|Dr. Harlan M. Krumholz
Image source: Yale University
Hospital 30-day death rates decreased significantly for Medicare patients hospitalized for MI, as did the variation in the rate between hospitals, according to a study in the Aug. 19 issue of the Journal of American Medical Association.
“Over the last two decades, healthcare professional, consumer and payor organizations have sought to improve outcomes for patients hospitalized with acute MI,” the authors wrote. “However, little has been known about whether hospitals have been achieving better short-term mortality rates for acute MI or if there has been a reduction in between-hospital variation in short-term mortality rates.”
Harlan M. Krumholz, MD, of Yale University School of Medicine in New Haven, Conn., and colleagues examined the 30-day risk-standardized mortality rates in acute-care U.S. hospitals between 1995 and 2006 for Medicare patients, 65 years or older (average age, 78 years) who were hospitalized with an acute MI. The study included data on 3.2 million discharges in 2.76 million patients.
The researchers found that the all-cause and in-hospital death rates decreased over the study period. “The 30-day mortality rate decreased from 18.9 percent in 1995 to 16.1 percent in 2006, and in-hospital mortality decreased from 14.6 percent to 10.1 percent,” they wrote. “In contrast, the 30-day mortality rate for all other conditions was 9 percent in 1995 and 8.6 percent in 2006.”
According to the authors, the risk-standardized mortality rates, which take into account the differences in the types of patients across hospitals and is currently being used by the Centers for Medicare & Medicaid Services (CMS) to profile hospital performance, decreased from 18.8 percent in 1995 to 15.8 percent in 2006, and a reduction in between-hospital differences in mortality rates was also observed.

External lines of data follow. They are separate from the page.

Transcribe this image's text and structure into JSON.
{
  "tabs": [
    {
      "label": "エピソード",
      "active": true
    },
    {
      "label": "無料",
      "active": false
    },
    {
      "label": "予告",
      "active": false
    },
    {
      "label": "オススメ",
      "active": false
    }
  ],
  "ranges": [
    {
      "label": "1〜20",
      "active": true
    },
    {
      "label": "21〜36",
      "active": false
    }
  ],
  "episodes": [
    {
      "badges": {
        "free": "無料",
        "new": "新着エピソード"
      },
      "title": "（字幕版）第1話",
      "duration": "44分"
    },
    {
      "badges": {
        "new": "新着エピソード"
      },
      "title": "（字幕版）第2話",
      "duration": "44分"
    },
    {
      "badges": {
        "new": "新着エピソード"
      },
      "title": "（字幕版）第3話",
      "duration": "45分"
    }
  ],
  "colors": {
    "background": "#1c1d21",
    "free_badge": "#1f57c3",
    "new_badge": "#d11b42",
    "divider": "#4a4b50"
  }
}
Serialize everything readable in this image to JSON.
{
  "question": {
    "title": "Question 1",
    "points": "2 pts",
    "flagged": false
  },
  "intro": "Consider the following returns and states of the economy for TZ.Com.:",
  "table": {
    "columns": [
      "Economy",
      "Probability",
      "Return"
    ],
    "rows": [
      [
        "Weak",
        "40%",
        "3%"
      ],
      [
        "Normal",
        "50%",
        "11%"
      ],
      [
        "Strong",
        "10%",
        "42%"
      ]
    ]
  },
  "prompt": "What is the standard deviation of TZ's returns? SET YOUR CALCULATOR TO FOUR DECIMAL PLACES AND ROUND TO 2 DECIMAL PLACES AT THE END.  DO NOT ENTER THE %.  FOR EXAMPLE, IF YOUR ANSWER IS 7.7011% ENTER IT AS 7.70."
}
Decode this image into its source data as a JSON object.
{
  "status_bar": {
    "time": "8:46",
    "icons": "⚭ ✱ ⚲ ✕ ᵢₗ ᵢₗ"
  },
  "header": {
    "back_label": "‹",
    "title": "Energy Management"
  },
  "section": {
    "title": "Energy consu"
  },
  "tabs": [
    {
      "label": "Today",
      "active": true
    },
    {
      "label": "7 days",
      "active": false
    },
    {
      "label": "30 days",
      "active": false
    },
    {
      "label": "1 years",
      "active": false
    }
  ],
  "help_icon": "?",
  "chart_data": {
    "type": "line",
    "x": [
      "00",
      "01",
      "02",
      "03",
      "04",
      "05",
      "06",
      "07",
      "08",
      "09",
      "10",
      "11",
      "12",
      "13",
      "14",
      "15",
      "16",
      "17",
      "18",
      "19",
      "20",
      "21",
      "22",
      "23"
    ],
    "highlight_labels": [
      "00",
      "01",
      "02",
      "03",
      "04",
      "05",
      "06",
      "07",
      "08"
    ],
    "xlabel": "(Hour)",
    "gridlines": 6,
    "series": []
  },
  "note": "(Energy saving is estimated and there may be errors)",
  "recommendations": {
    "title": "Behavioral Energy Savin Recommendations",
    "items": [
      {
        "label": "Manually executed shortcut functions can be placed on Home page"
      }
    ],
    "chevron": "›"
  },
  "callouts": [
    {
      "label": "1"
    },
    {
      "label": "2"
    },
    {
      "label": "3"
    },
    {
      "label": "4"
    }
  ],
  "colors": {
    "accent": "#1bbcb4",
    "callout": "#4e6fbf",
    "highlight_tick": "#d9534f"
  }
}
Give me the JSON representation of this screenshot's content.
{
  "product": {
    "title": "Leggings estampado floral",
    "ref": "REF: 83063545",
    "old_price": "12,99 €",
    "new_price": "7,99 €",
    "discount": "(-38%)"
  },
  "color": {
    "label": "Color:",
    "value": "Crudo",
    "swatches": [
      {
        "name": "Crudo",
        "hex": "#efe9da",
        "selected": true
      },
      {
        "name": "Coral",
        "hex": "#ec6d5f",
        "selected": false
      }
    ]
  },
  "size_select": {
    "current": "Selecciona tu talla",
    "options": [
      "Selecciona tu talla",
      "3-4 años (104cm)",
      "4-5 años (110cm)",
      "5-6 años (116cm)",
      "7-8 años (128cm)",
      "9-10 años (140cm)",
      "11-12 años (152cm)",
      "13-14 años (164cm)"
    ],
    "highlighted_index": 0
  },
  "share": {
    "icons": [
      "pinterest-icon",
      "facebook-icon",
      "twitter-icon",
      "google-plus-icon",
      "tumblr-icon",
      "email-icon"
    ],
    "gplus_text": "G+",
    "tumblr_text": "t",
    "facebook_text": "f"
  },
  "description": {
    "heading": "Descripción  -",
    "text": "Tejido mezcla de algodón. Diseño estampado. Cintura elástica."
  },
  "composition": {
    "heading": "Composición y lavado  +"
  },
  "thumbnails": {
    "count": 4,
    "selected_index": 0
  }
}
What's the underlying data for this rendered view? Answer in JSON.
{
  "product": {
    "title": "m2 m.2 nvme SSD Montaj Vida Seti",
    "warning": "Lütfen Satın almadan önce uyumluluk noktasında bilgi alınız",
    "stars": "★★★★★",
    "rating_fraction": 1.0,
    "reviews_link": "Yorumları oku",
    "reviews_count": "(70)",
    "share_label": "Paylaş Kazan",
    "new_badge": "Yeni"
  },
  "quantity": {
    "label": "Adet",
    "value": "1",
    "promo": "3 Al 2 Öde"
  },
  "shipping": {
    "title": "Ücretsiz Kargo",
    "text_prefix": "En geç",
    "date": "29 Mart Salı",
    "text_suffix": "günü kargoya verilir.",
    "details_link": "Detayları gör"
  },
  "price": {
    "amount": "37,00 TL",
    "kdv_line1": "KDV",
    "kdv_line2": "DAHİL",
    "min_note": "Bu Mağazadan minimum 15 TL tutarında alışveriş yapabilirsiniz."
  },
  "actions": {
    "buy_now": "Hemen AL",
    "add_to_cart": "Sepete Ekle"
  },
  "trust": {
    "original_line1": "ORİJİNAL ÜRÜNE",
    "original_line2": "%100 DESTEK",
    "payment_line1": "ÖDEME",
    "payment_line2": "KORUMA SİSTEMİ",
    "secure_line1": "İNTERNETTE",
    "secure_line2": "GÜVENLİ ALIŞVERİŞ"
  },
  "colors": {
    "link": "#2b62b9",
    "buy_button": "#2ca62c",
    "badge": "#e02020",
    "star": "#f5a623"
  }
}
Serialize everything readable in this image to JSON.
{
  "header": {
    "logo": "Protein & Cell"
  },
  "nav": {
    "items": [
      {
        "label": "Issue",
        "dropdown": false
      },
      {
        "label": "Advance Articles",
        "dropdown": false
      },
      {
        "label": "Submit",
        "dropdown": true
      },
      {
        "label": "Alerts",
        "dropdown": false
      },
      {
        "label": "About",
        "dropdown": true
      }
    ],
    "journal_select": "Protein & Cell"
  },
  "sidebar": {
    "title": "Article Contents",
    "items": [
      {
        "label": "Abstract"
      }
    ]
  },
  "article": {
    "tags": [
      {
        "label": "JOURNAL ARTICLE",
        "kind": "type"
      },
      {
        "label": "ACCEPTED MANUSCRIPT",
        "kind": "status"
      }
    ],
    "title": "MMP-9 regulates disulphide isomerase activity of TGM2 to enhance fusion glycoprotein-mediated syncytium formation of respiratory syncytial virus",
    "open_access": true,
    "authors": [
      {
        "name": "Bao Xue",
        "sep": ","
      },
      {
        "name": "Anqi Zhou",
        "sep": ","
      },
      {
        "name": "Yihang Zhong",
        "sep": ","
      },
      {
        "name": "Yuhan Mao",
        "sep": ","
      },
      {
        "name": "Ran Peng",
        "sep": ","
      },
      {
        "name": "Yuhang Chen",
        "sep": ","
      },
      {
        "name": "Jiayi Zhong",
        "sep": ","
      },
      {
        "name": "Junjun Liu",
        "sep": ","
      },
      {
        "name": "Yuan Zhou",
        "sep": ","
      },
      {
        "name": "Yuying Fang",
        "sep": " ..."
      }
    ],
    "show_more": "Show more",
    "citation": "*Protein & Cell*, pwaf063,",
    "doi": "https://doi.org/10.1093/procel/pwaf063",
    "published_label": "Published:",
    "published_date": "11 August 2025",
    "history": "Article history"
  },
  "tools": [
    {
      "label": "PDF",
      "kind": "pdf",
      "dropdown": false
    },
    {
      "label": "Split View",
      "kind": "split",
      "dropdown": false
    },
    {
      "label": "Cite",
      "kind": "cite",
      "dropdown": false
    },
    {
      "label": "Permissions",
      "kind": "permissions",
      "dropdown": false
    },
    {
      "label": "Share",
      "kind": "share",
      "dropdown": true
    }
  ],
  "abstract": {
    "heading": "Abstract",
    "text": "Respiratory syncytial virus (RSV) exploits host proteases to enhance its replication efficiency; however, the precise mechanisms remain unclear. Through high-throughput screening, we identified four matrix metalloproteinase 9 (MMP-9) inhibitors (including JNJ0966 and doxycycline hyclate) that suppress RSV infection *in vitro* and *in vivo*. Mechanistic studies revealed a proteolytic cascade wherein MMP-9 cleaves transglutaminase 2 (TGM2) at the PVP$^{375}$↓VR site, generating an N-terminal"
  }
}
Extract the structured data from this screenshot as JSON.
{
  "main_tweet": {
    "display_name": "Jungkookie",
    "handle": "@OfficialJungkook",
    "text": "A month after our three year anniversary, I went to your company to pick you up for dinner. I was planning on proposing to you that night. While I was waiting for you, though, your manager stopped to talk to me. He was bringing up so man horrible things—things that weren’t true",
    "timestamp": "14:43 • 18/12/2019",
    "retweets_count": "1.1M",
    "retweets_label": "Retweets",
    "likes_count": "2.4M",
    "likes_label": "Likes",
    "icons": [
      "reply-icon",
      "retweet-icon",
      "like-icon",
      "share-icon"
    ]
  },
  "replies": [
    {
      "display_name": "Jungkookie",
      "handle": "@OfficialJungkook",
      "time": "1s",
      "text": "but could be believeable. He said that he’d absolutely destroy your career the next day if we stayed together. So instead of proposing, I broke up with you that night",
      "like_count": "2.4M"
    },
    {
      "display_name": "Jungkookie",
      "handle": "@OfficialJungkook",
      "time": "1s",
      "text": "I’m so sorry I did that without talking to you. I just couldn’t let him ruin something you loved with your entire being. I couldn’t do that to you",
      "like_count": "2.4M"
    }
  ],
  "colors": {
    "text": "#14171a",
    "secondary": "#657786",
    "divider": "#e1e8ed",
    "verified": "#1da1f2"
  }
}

“Between 1995 and 2006, the risk-standardized mortality rates for patients admitted with acute MI showed a marked and significant decrease, as did between-hospital variation,” Krumholz and colleagues concluded. “Although the cause of the reduction cannot be determined with certainty, this finding may reflect the success of the many individuals and organizations dedicated to improving care during this period.”